BANGOR, Maine — A federal judge told an Oregon man Monday that Congress had him in mind when it made crossing a state line in violation of a protection order a federal crime.
U.S. District Judge John Woodcock sentenced Frederick Conrad Staehle Jr., 43, of Lincoln City, Ore., to five years in prison, the maximum allowed by law.
“Congress recognized that domestic violence was a problem nationally,” Woodcock said in sentencing Staehle. “When Congress enacted this law, they were thinking of people just like you, Mr. Staehle. People with a criminal record, a history of violence against women, a history of violating protection orders and a history of traveling out of state in violation of those orders.”
Although his wife testified at the trial that she left Oregon willingly, Staehle committed a federal crime when he left that state with an active protection order in place forbidding him contact with his wife and children.
Staehle was found guilty by a federal jury on April 24 after a two-day trial in which he defended himself and his wife testified against him. Staehle, his wife and two small children traveled in late 2007 from Oregon by way of New Orleans to Ellsworth, where he was arrested at a motel in January.
“Your trial was an extraordinary and, in my view, painful event,” Woodcock said. “Your federal criminal jury trial was in effect a divorce that culminated with what was a harsh exchange between you and [your wife]. That ended with your taking your wedding ring off your finger and throwing it on the floor before the jury.”

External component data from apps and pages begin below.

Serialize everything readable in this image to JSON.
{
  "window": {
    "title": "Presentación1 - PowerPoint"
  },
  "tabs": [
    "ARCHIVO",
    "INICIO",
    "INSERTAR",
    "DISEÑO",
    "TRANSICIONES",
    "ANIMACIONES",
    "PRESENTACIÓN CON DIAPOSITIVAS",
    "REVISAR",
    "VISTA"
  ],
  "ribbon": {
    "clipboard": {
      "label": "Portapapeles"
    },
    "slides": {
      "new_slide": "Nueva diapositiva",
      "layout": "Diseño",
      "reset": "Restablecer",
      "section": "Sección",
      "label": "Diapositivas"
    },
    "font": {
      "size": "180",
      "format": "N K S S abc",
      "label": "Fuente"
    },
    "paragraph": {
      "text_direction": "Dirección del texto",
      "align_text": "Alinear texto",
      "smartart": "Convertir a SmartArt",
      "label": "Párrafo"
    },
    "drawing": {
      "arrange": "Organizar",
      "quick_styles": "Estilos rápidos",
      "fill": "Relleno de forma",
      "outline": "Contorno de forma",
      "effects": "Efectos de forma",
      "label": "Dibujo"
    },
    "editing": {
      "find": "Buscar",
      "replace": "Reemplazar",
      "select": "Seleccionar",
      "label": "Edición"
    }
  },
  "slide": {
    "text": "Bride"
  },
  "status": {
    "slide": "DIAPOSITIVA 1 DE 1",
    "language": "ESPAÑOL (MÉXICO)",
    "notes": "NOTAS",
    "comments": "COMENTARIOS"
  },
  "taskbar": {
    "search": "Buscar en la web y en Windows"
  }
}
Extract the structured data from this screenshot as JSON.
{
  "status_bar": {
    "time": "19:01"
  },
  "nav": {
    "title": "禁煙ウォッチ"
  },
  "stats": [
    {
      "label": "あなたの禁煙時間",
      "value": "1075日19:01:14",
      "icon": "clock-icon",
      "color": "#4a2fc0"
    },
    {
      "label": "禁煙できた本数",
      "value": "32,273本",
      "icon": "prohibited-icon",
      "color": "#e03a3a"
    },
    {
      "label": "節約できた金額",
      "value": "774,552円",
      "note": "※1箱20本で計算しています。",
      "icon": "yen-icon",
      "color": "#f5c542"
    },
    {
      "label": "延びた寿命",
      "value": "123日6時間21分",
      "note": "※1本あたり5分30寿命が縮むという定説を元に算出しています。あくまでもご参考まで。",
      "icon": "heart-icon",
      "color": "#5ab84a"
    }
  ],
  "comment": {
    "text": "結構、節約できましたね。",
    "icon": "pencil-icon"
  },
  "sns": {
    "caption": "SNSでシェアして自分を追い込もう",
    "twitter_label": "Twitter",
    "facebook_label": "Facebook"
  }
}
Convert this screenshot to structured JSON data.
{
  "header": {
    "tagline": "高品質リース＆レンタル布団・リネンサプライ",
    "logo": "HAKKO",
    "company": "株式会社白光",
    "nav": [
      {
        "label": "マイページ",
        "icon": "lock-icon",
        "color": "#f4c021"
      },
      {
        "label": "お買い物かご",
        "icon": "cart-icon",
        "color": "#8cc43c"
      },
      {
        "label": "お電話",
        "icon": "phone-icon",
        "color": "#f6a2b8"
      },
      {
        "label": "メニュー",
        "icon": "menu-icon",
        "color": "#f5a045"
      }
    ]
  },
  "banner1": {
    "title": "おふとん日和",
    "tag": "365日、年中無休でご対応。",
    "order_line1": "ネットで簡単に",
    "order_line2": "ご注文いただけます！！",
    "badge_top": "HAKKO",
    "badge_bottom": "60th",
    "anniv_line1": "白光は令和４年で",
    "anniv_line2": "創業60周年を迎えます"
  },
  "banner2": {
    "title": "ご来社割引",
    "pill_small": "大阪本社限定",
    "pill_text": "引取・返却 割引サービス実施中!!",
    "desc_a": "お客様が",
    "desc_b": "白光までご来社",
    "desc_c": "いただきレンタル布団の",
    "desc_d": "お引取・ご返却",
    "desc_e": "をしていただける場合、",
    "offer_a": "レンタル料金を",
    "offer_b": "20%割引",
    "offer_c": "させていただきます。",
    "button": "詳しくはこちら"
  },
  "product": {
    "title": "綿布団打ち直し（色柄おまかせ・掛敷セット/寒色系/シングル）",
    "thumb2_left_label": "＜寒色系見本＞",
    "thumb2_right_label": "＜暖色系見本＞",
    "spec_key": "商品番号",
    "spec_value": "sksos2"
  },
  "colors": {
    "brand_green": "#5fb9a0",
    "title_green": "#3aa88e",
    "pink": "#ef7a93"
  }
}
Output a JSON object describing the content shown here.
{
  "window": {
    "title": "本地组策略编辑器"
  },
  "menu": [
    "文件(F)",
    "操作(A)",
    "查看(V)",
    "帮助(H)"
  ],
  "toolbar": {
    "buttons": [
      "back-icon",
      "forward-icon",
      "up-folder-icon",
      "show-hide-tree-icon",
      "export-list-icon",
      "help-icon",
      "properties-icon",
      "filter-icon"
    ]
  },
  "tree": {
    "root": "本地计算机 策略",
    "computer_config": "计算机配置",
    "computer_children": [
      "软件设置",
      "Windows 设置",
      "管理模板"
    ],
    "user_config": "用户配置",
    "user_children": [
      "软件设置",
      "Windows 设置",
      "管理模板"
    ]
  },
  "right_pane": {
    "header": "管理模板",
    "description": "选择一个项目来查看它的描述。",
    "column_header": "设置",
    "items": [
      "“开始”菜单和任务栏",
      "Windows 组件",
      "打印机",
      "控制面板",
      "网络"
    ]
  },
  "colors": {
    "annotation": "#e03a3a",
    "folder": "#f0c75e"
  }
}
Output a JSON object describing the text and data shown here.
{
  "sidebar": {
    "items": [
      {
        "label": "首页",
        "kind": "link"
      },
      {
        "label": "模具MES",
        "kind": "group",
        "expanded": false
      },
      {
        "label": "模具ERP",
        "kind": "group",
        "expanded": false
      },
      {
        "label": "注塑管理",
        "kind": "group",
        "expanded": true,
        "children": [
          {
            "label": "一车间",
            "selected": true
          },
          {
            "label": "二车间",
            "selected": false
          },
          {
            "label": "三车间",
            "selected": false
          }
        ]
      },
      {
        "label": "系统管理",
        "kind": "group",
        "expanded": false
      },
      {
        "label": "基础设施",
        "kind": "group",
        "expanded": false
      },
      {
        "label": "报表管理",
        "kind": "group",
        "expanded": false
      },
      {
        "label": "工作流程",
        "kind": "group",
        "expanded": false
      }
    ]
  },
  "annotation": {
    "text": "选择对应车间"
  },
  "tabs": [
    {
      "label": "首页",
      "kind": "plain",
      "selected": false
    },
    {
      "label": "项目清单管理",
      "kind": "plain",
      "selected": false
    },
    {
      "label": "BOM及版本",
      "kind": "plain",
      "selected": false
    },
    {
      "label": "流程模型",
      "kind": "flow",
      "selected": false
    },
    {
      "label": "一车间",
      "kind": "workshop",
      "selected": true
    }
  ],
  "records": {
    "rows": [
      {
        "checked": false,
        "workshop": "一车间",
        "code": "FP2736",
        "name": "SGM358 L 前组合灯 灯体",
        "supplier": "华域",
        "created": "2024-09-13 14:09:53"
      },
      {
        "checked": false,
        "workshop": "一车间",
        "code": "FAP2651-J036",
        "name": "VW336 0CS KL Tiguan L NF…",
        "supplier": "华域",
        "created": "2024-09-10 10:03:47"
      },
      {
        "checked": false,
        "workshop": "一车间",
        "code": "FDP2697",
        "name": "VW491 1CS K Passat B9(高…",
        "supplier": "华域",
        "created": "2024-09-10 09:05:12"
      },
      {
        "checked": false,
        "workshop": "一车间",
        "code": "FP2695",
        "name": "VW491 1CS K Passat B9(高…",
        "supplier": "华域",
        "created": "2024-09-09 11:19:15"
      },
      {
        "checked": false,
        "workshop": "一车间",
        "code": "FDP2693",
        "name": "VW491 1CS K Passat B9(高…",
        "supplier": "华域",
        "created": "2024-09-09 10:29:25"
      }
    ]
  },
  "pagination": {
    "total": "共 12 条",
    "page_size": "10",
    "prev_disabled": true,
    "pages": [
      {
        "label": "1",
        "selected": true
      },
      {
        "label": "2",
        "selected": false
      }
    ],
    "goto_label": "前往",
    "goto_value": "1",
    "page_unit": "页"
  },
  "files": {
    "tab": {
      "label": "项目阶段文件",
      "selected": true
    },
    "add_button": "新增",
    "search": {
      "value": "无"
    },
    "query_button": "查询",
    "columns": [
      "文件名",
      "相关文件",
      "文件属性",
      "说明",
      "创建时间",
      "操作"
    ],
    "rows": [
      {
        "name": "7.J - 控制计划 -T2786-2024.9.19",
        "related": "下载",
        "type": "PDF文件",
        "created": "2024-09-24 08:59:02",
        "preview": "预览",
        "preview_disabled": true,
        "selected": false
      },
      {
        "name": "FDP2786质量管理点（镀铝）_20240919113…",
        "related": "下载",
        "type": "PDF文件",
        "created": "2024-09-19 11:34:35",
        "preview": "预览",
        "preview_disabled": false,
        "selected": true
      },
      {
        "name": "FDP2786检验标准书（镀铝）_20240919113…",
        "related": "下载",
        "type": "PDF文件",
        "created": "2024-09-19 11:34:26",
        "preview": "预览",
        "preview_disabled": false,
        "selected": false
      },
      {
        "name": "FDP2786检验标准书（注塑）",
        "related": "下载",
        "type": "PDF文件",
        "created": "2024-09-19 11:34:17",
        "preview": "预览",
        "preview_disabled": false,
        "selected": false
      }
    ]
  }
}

Under the federal sentencing guidelines, Staehle faced between 77 and 96 months in prison because of his criminal record and other factors. The maximum sentence under the statute is five years, so Staehle could not be sentenced to more than 60 months in federal prison.
Staehle served six years in Louisiana in the 1980s for armed robbery and assault. His record includes more recent misdemeanor convictions for domestic assaults in Oregon and Washington state. There also are seven outstanding warrants for his arrest in other states, the judge said Monday.
Assistant U.S. Attorney James McCarthy urged Woodcock to impose a five-year sentence. Defense attorney Richard Hartley of Bangor, who assisted Staehle during the trial, urged Woodcock to impose a lesser sentence.
Staehle apologized to the court.
“I never in my life thought I’d be in so much trouble for trying to fix a marriage,” he said, referring to his testimony at the trail that he and his family left Oregon to start a new life. “I’ve made some bad mistakes, but I’m not a criminal.”
Woodcock also sentenced Staehle to three years of supervised release after his prison term. Conditions include mental health counseling with an emphasis on domestic violence and-or anger management. He also may have no contact with his wife, with whom Staehle has two children, his ex-wife, with whom he has two sons, or his ex-girlfriend, with whom he has a daughter, without the permission of his probation officer.
“You seem to need to control others, but you barely control yourself,” the judge told Staehle, referring to the defendant’s frequent emotional outbursts at his bail hearing and trial. “You are a man of strong emotions, but you keep a loose rein on those emotions. As a result, you attempt to control those around you.
“By seeking so desperately to control others,” Woodcock continued, “you’re ending up in a place where others have control over you. The best way to maintain your own freedom is to give those around you theirs.”
Staehle remained relatively calm Monday but did weep several times during the hearing.
He has been held without bail since his arrest on Jan. 23 and is expected to be credited with time served.
The location of his wife and children has not been made public.